Do you store your business information in paper format or in electronic formats? Or both? Do you remember the logic behind your decision about what to file where and in what format? How do you decide what to do with incoming items?
It can be very confusing when you start to think about a filing system for your business. You have the electronic files you create; you have stuff coming by email and other stuff coming in paper form through your PO Box and that suppliers hand to you in paper format.
Electronic filing only
If you decide you are only going to have an electronic filing system, you need to be able to scan all the valuable paper business information that arrives at your business. You need access to a scanner and have a routine so that the scanning gets done regularly. If you don’t, the scanning is left to pile up in an ‘in tray’ or a ‘to be scanned’ tray. And then it becomes a real chore, just like any pile of filing.
Your process needs to include selecting what paper information you will find useful in the future, useful enough to make the effort to scan and keep.
Then you need to have a list of topic headings so you can store similar information in the same place each time, even if bits of information come in weeks or even months apart. Scanning and then storing the scanned item on your desktop or in ‘My documents’ may work while you only have a few documents. It’s going to become hard to find once the volume builds as your business grows.
Hybrid filing – paper and electronic
You may prefer to store the paper based information in physical folders instead of scanning them. But then you have the issue of finding relevant electronic information when you want to see everything to form a full picture.
You can do this by using the same list of topics or subjects for both your paper and electronic files. When you start out you may get away with a simple list, maybe in alphabetical order. As your business grows, you will probably need to have sub-headings.

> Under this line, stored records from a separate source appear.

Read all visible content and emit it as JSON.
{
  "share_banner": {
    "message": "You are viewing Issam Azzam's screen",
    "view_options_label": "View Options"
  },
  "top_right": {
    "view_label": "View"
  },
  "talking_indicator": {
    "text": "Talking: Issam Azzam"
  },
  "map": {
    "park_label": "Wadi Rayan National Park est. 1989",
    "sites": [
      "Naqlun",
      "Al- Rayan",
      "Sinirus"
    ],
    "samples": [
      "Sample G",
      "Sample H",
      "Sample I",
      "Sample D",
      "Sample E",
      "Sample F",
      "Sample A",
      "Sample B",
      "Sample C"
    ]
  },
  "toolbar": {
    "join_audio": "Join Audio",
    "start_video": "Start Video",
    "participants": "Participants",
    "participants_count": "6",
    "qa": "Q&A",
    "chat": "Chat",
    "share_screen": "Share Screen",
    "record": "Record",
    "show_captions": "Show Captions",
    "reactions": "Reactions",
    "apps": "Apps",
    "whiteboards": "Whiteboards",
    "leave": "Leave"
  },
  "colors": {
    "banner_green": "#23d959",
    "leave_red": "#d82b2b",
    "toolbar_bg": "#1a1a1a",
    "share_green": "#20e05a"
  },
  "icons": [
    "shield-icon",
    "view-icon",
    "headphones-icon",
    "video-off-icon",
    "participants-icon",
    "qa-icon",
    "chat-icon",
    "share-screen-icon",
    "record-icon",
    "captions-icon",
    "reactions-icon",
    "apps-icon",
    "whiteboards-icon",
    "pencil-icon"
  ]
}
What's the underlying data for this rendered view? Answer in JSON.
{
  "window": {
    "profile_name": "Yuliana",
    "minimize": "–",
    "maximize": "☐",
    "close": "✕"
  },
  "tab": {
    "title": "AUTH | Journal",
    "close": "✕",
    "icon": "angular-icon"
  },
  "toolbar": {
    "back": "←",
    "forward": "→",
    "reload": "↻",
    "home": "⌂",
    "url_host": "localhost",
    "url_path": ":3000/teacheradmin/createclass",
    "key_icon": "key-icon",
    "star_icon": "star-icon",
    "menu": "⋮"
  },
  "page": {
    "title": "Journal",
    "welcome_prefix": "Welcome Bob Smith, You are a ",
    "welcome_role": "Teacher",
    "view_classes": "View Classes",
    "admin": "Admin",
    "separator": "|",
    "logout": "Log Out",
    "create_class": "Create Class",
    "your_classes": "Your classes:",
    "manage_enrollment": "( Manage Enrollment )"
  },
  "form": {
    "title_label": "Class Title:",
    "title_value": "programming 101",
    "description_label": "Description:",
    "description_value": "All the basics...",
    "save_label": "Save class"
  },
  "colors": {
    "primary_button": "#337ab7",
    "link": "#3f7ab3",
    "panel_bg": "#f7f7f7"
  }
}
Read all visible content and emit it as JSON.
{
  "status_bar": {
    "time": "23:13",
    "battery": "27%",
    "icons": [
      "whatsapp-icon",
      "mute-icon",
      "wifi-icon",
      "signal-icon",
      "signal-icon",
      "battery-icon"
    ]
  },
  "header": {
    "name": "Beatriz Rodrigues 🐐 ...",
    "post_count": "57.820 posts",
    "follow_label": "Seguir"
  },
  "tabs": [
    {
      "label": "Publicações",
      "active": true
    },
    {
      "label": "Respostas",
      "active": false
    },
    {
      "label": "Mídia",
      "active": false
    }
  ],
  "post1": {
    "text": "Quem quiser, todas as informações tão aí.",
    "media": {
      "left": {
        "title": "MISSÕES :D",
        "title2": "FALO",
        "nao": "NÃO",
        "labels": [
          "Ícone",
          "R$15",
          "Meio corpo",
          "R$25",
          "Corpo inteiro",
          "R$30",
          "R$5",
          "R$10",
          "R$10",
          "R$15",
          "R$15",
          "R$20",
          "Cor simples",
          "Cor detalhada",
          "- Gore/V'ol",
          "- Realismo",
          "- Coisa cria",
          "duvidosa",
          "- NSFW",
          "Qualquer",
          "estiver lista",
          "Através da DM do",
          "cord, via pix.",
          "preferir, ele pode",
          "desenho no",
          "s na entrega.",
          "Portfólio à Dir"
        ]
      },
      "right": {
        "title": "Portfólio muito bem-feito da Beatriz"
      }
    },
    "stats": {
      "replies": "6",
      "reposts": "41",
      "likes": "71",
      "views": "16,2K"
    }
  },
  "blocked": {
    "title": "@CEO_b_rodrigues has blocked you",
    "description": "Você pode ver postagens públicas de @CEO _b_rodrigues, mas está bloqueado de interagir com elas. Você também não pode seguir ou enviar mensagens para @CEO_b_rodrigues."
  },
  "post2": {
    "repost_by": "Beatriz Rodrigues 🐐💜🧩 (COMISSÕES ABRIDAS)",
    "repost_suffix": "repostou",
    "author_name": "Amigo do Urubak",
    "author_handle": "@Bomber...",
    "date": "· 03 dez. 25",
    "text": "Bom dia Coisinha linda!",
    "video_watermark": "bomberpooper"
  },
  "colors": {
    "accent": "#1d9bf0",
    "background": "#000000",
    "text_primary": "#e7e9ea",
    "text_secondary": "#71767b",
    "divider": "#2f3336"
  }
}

Paper filing only
Obviously this is the other side of the first option described above. If you are going to use a paper filing system as your ‘official’ business you will need to print out everything that you produce from your computer and put the printed version in your paper files.
This will be very time consuming and probably counter-productive. I don’t recommend this but it is workable if you really need everything in paper. After all it was the only way to file business information before we got computers